THE PROBLEM: How many lines in the entries below contain the string "checkbox"? Reply with the number only.

Excerpts from an interface dataset:
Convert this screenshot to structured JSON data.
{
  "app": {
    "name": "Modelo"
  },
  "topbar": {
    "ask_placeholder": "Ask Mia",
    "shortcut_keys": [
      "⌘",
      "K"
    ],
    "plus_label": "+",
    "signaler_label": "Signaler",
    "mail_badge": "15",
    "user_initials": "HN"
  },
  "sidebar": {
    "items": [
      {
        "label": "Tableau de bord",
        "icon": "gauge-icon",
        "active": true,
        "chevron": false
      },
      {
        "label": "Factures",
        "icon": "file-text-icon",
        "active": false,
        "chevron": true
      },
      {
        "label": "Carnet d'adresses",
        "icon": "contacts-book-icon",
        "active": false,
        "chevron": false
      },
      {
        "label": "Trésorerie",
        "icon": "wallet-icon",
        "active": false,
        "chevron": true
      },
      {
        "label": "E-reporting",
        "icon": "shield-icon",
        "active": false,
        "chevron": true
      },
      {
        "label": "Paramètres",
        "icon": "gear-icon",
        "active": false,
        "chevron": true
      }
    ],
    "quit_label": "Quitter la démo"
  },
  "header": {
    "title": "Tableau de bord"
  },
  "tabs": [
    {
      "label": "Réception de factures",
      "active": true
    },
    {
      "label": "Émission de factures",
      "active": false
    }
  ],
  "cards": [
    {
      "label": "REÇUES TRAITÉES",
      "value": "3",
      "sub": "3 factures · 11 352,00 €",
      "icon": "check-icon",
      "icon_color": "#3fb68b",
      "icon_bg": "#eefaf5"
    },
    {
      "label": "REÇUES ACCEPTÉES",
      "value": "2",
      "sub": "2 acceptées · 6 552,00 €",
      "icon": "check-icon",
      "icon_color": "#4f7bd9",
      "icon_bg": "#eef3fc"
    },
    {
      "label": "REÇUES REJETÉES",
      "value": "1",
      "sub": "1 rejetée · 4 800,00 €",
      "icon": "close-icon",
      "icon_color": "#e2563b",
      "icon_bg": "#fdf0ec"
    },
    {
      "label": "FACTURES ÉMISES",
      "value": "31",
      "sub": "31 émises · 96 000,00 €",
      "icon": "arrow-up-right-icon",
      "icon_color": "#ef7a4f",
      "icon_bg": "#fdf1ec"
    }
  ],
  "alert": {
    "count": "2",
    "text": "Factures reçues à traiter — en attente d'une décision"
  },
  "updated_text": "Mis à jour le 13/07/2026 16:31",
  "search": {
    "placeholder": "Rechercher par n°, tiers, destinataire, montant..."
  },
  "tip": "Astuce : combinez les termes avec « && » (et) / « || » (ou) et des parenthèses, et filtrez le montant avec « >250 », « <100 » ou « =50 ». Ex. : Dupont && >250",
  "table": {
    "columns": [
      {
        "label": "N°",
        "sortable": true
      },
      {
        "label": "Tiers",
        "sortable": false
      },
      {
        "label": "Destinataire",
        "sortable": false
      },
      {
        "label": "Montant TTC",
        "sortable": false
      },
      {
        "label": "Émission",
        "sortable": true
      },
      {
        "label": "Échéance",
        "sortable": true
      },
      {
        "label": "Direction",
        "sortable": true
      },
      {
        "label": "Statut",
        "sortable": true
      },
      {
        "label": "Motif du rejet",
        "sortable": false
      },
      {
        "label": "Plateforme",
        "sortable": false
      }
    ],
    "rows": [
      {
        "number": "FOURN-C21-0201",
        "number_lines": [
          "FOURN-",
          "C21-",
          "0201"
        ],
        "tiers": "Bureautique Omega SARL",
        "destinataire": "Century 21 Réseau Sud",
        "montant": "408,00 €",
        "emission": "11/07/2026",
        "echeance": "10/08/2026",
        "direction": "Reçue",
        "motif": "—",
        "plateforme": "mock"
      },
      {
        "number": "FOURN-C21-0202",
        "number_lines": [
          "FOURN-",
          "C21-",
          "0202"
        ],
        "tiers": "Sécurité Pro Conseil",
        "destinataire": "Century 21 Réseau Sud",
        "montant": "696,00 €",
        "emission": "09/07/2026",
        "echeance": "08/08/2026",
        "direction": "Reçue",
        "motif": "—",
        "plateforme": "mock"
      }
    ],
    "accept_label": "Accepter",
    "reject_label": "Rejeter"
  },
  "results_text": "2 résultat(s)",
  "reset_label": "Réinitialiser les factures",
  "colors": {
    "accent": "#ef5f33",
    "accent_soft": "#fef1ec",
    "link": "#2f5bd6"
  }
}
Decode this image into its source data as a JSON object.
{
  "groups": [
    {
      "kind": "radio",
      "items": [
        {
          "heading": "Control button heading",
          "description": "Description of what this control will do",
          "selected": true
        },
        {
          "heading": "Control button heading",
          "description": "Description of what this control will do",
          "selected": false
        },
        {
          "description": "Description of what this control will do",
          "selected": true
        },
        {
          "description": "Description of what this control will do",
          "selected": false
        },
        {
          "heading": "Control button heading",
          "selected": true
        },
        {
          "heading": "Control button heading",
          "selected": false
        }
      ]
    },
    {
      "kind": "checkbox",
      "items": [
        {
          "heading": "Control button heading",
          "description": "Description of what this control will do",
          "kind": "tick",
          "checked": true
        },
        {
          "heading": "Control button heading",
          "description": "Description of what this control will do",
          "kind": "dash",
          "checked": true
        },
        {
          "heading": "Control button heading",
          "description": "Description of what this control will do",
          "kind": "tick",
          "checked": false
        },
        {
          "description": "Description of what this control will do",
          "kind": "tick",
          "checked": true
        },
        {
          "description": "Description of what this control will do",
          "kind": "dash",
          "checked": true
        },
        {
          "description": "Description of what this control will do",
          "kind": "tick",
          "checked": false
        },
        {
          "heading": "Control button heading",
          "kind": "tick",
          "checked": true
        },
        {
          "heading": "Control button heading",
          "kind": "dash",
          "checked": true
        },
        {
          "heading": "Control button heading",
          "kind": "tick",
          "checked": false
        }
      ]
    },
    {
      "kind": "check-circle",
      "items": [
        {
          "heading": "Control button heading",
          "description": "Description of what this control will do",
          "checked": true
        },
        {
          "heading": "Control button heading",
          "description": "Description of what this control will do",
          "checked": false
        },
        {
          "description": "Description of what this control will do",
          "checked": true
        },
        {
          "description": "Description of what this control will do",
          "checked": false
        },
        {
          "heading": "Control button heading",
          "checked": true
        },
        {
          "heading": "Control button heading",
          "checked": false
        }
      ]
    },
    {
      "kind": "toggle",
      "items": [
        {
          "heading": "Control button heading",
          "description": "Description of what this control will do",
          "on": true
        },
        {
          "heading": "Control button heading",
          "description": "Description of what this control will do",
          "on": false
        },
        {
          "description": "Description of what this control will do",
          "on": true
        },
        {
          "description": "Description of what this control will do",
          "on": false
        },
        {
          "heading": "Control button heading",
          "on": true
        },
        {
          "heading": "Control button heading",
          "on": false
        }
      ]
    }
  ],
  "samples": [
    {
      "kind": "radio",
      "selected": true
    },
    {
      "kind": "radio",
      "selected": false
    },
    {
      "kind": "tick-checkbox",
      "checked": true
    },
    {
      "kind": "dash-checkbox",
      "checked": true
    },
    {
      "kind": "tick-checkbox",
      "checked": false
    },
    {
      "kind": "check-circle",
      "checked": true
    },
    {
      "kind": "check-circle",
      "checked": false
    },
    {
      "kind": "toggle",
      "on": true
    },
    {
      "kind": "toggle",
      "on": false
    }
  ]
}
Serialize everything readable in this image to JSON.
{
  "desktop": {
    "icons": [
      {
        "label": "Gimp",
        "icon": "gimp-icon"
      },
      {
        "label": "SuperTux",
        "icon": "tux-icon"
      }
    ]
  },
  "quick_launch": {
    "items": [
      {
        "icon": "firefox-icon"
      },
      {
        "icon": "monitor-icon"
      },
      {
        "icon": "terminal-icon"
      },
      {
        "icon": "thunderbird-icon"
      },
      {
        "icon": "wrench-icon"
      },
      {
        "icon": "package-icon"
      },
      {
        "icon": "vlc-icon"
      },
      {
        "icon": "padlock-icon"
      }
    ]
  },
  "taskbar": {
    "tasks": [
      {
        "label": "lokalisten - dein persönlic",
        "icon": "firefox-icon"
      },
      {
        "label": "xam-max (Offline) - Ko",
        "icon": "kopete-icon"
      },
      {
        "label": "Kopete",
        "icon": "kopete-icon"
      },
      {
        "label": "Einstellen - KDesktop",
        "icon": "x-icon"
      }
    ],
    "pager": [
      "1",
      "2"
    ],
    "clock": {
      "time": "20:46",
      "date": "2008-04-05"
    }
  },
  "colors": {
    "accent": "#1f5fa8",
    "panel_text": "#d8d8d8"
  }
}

SOLUTION: 4